* **DATA LISTING**:

┄┄┄┄┄┄

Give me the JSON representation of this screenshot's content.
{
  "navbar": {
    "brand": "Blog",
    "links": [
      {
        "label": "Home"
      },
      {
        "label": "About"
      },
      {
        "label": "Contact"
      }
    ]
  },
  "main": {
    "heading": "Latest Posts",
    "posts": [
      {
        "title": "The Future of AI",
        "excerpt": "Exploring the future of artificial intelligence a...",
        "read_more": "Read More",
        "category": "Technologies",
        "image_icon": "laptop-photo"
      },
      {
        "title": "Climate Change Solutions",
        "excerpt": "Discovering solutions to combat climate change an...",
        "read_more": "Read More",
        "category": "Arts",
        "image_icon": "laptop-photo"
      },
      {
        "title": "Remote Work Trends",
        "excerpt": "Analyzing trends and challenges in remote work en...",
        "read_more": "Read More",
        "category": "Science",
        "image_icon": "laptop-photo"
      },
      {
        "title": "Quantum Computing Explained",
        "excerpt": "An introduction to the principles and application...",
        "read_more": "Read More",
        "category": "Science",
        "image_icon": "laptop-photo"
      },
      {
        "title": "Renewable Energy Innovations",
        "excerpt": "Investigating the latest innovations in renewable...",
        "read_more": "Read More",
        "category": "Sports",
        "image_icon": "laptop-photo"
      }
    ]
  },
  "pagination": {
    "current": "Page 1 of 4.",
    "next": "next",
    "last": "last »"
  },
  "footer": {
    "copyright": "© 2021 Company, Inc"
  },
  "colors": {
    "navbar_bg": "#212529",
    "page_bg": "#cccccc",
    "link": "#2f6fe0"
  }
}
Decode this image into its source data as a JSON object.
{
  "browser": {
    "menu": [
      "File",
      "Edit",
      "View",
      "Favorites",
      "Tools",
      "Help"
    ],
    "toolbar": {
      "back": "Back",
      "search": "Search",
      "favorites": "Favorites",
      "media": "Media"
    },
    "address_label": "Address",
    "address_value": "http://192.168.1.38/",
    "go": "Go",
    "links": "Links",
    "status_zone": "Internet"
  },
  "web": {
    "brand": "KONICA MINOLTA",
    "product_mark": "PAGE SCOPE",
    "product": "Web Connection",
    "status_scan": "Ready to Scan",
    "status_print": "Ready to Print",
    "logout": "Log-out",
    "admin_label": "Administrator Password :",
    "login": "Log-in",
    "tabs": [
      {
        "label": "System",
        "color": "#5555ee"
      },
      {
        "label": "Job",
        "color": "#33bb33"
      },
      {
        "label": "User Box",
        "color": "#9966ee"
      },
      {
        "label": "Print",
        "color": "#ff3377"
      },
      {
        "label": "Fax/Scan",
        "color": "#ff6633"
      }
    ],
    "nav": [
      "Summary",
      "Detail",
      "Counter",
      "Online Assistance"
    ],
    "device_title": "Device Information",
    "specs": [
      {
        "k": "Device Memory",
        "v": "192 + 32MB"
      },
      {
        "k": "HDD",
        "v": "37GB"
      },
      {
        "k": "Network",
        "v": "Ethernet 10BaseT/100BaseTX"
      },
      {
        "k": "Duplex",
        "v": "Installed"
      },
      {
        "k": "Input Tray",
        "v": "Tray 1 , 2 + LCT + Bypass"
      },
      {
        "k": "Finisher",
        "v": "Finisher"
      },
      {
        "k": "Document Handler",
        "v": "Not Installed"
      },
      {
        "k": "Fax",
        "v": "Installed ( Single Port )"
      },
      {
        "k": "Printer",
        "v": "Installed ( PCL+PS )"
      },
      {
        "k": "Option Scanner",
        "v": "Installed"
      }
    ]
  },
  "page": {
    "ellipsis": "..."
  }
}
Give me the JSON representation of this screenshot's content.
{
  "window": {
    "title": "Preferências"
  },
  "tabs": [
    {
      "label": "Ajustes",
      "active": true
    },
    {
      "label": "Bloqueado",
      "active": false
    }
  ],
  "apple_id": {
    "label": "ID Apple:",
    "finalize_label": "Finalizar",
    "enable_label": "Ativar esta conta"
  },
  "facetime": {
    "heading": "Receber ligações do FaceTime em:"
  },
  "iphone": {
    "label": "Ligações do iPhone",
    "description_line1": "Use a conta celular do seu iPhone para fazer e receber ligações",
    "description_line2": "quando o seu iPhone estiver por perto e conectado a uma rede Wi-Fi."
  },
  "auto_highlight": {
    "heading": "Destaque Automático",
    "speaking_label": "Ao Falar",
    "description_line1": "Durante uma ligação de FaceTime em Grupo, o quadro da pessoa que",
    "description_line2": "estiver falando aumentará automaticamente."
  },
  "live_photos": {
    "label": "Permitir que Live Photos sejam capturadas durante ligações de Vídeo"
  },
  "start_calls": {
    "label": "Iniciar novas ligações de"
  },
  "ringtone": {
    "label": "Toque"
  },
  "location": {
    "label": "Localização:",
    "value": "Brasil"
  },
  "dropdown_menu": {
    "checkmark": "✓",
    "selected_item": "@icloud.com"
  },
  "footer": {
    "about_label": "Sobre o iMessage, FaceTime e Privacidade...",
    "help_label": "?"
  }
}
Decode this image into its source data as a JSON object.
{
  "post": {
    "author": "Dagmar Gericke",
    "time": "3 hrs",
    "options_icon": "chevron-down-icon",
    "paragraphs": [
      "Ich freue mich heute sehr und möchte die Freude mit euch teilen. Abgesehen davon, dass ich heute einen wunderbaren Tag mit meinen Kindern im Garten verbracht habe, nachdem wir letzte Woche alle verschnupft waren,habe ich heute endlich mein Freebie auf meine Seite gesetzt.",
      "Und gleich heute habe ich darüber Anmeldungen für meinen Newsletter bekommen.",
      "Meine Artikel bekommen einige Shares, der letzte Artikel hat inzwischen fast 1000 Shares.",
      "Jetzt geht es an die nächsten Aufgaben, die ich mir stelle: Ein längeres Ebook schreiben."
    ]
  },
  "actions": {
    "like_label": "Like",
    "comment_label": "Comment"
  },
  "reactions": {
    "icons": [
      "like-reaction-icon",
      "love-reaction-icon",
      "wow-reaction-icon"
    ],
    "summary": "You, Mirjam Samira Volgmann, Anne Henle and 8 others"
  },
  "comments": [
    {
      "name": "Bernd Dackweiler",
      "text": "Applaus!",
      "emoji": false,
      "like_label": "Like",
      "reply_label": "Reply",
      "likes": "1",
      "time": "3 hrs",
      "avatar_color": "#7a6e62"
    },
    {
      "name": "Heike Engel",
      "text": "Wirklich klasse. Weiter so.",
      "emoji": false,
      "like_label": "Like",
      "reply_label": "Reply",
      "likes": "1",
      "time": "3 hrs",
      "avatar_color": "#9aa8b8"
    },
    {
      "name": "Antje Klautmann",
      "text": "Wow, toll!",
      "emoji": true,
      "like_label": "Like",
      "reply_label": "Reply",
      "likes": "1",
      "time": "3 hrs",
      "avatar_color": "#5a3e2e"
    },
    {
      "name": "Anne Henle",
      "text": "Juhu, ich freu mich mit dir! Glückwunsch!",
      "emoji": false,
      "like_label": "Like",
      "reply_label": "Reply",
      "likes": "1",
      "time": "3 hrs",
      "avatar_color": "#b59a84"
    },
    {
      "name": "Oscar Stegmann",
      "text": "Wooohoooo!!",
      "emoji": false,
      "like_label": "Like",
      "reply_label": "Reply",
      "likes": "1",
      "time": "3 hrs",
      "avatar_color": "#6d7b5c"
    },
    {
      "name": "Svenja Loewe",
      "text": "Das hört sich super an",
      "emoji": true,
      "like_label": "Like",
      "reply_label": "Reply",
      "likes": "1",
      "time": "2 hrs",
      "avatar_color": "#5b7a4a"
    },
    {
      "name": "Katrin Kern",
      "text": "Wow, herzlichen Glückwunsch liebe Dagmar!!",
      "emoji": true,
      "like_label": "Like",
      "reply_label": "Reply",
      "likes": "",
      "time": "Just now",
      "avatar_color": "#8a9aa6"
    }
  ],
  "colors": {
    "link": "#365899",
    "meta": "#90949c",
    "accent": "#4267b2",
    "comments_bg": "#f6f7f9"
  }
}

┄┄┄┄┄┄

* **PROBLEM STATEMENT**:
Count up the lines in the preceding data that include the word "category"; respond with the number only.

* **EXERCISE SOLUTION**:
5